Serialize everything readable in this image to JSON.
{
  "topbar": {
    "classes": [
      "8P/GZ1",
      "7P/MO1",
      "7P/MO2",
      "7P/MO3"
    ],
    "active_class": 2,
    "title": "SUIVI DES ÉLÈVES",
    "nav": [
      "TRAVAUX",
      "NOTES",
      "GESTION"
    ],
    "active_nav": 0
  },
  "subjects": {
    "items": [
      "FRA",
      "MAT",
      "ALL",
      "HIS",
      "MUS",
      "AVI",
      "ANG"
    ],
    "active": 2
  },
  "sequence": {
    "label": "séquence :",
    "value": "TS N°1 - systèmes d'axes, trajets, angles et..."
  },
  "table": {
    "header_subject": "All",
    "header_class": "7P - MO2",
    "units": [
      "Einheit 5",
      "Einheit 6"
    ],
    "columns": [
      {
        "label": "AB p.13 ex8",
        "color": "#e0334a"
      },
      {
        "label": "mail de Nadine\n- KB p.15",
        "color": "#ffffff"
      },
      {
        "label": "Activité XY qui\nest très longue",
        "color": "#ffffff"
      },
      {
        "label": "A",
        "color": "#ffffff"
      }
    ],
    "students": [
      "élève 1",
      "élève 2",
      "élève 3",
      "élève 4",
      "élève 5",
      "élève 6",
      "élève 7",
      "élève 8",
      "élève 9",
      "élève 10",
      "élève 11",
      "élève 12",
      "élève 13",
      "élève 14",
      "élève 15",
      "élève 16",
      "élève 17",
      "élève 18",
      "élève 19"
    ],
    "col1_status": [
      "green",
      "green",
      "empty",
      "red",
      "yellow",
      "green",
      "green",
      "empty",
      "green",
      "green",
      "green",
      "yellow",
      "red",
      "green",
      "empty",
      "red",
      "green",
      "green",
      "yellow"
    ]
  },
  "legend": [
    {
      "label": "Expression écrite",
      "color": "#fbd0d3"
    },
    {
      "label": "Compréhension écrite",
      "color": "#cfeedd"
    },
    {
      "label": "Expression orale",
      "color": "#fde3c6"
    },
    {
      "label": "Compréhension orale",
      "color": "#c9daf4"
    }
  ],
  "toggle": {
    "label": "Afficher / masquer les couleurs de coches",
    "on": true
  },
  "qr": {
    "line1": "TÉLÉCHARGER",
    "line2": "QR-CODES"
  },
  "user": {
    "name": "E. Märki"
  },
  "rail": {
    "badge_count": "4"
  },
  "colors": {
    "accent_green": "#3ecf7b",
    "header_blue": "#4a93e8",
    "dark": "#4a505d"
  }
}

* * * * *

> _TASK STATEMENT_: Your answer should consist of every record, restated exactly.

> _EXERCISE SOLUTION_:
Serialize everything readable in this image to JSON.
{
  "topbar": {
    "classes": [
      "8P/GZ1",
      "7P/MO1",
      "7P/MO2",
      "7P/MO3"
    ],
    "active_class": 2,
    "title": "SUIVI DES ÉLÈVES",
    "nav": [
      "TRAVAUX",
      "NOTES",
      "GESTION"
    ],
    "active_nav": 0
  },
  "subjects": {
    "items": [
      "FRA",
      "MAT",
      "ALL",
      "HIS",
      "MUS",
      "AVI",
      "ANG"
    ],
    "active": 2
  },
  "sequence": {
    "label": "séquence :",
    "value": "TS N°1 - systèmes d'axes, trajets, angles et..."
  },
  "table": {
    "header_subject": "All",
    "header_class": "7P - MO2",
    "units": [
      "Einheit 5",
      "Einheit 6"
    ],
    "columns": [
      {
        "label": "AB p.13 ex8",
        "color": "#e0334a"
      },
      {
        "label": "mail de Nadine\n- KB p.15",
        "color": "#ffffff"
      },
      {
        "label": "Activité XY qui\nest très longue",
        "color": "#ffffff"
      },
      {
        "label": "A",
        "color": "#ffffff"
      }
    ],
    "students": [
      "élève 1",
      "élève 2",
      "élève 3",
      "élève 4",
      "élève 5",
      "élève 6",
      "élève 7",
      "élève 8",
      "élève 9",
      "élève 10",
      "élève 11",
      "élève 12",
      "élève 13",
      "élève 14",
      "élève 15",
      "élève 16",
      "élève 17",
      "élève 18",
      "élève 19"
    ],
    "col1_status": [
      "green",
      "green",
      "empty",
      "red",
      "yellow",
      "green",
      "green",
      "empty",
      "green",
      "green",
      "green",
      "yellow",
      "red",
      "green",
      "empty",
      "red",
      "green",
      "green",
      "yellow"
    ]
  },
  "legend": [
    {
      "label": "Expression écrite",
      "color": "#fbd0d3"
    },
    {
      "label": "Compréhension écrite",
      "color": "#cfeedd"
    },
    {
      "label": "Expression orale",
      "color": "#fde3c6"
    },
    {
      "label": "Compréhension orale",
      "color": "#c9daf4"
    }
  ],
  "toggle": {
    "label": "Afficher / masquer les couleurs de coches",
    "on": true
  },
  "qr": {
    "line1": "TÉLÉCHARGER",
    "line2": "QR-CODES"
  },
  "user": {
    "name": "E. Märki"
  },
  "rail": {
    "badge_count": "4"
  },
  "colors": {
    "accent_green": "#3ecf7b",
    "header_blue": "#4a93e8",
    "dark": "#4a505d"
  }
}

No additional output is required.